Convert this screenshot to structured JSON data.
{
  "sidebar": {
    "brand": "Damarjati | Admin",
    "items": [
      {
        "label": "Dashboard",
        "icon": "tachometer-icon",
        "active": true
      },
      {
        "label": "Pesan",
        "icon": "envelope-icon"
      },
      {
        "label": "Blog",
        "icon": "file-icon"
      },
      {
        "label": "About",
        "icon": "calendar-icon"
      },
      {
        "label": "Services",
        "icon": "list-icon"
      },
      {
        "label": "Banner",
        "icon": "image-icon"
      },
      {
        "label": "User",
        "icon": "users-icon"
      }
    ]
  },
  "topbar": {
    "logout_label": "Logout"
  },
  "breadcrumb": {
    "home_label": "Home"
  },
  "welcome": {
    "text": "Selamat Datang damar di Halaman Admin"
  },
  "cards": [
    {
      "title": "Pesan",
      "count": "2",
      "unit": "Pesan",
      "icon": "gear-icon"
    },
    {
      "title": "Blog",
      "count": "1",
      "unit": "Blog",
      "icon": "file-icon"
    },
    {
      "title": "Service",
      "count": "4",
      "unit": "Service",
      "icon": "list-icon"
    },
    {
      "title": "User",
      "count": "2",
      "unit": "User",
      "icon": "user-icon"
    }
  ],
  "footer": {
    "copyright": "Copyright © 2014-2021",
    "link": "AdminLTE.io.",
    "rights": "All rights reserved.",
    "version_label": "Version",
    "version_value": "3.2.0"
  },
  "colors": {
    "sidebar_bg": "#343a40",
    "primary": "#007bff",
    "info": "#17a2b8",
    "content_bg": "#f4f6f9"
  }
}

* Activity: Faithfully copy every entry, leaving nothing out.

* Solution for this exercise:
Convert this screenshot to structured JSON data.
{
  "sidebar": {
    "brand": "Damarjati | Admin",
    "items": [
      {
        "label": "Dashboard",
        "icon": "tachometer-icon",
        "active": true
      },
      {
        "label": "Pesan",
        "icon": "envelope-icon"
      },
      {
        "label": "Blog",
        "icon": "file-icon"
      },
      {
        "label": "About",
        "icon": "calendar-icon"
      },
      {
        "label": "Services",
        "icon": "list-icon"
      },
      {
        "label": "Banner",
        "icon": "image-icon"
      },
      {
        "label": "User",
        "icon": "users-icon"
      }
    ]
  },
  "topbar": {
    "logout_label": "Logout"
  },
  "breadcrumb": {
    "home_label": "Home"
  },
  "welcome": {
    "text": "Selamat Datang damar di Halaman Admin"
  },
  "cards": [
    {
      "title": "Pesan",
      "count": "2",
      "unit": "Pesan",
      "icon": "gear-icon"
    },
    {
      "title": "Blog",
      "count": "1",
      "unit": "Blog",
      "icon": "file-icon"
    },
    {
      "title": "Service",
      "count": "4",
      "unit": "Service",
      "icon": "list-icon"
    },
    {
      "title": "User",
      "count": "2",
      "unit": "User",
      "icon": "user-icon"
    }
  ],
  "footer": {
    "copyright": "Copyright © 2014-2021",
    "link": "AdminLTE.io.",
    "rights": "All rights reserved.",
    "version_label": "Version",
    "version_value": "3.2.0"
  },
  "colors": {
    "sidebar_bg": "#343a40",
    "primary": "#007bff",
    "info": "#17a2b8",
    "content_bg": "#f4f6f9"
  }
}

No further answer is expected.